Earlier in May, Green Queen reported that over 300 confirmed cases of Covid-19 were reported in a single meat processing plant in Birkenfeld. Later in June, more than 1,500 workers at the Toennies slaughterhouse and meat packing plant tested positive for the coronavirus.
Overcrowded working conditions, made up primarily of migrant workers or marginalised communities living in communal or cramped housing and inadequate worker protections have created the perfect breeding ground for coronavirus clusters in meat plants.
In Germany, many meat plant workers hail from eastern European countries and are often subcontracted by companies, paid low wages and live in cramped accommodation.
“We see a trend away from very cheap meat and towards higher quality and substitute products.”Robert Kecskes, analyst at GfK
According to recent data from GfK, Germany’s largest market research firm, the number of Germans switching to a vegetarian diet has doubled within the last five years alone, thanks to the long-term trend of rising health, sustainability and animal welfare concerns.
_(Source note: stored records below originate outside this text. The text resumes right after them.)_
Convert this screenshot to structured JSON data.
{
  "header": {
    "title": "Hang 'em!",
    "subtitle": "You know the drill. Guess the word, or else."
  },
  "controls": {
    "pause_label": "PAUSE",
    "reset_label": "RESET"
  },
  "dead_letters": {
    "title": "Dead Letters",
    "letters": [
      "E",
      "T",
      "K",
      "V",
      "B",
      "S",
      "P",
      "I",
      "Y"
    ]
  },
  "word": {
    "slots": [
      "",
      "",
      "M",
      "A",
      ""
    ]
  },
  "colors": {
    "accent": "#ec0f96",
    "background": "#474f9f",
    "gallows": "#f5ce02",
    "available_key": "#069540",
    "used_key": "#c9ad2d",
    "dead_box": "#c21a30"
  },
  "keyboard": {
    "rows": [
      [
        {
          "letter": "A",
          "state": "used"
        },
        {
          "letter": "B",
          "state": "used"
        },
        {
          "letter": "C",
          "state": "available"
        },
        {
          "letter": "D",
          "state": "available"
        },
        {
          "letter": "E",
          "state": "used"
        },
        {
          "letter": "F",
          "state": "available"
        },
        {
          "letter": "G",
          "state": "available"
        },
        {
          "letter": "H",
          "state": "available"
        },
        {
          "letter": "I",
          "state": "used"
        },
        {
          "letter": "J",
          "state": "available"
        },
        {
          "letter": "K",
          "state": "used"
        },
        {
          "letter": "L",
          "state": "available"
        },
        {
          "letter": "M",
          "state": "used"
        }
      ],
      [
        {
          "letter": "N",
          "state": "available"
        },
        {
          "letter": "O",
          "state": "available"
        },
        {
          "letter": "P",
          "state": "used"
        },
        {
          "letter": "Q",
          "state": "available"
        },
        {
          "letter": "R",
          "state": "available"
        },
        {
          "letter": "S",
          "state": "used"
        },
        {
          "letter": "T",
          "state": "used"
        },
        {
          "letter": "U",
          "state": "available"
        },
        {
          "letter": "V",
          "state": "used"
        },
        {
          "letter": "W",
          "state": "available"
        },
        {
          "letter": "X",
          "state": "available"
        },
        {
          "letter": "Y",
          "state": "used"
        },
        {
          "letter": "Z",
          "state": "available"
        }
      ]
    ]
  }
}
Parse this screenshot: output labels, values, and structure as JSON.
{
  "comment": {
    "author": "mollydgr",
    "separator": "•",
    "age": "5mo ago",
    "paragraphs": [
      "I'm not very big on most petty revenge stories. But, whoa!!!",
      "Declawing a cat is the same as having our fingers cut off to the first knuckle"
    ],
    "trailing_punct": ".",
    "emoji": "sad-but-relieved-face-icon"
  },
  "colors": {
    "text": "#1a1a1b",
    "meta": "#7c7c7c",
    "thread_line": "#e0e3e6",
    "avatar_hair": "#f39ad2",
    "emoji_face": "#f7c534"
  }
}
Now, with the meat industry’s danger exposed, almost a third of households in the country are choosing to reduce meat consumption, marking a big turnaround for Europe’s biggest pork producer famous for its sausage-loving food tradition.
“We see a trend away from very cheap meat and towards higher quality and substitute products,” Robert Kecskes, an analyst at GfK, told Reuters. “It is not only about animal welfare, it is about human welfare, and that will become entrenched in people’s minds.”
This has prompted a number of companies to quickly shift their business models to capitalise on the growing demand. Ruegenwalder Muehle, a brand that used to specialise in meat cold cuts but has since transitioned into the country’s largest plant-based meat substitute maker, reported that its sales have jumped 50% so far this year.
German consumers are not alone in embracing plant-based substitutes in the wake of the coronavirus. Recent polls from the U.S. to the U.K. and Hong Kong have all reported that shoppers are now seeking to reduce meat consumption dramatically as a result of the pandemic, while analysts in South Korea say that the numbers of flexitarians in the country could now be as high as 10 million, representing almost 20% of its total population.
Overall, the United Nations FAO estimates that this global pattern will trigger the biggest drop in meat intake seen in decades.
Aside from steering away from an industry responsible for unethical human conditions and public health dangers, opting for plant-based foods will also alleviate the environmental burden on the planet. With animal agriculture behind for 18% of global greenhouse gas emissions, transitioning away from an animal-centric food system will be a crucial part of efforts to curb climate change.
Lead image courtesy of Beyond Meat.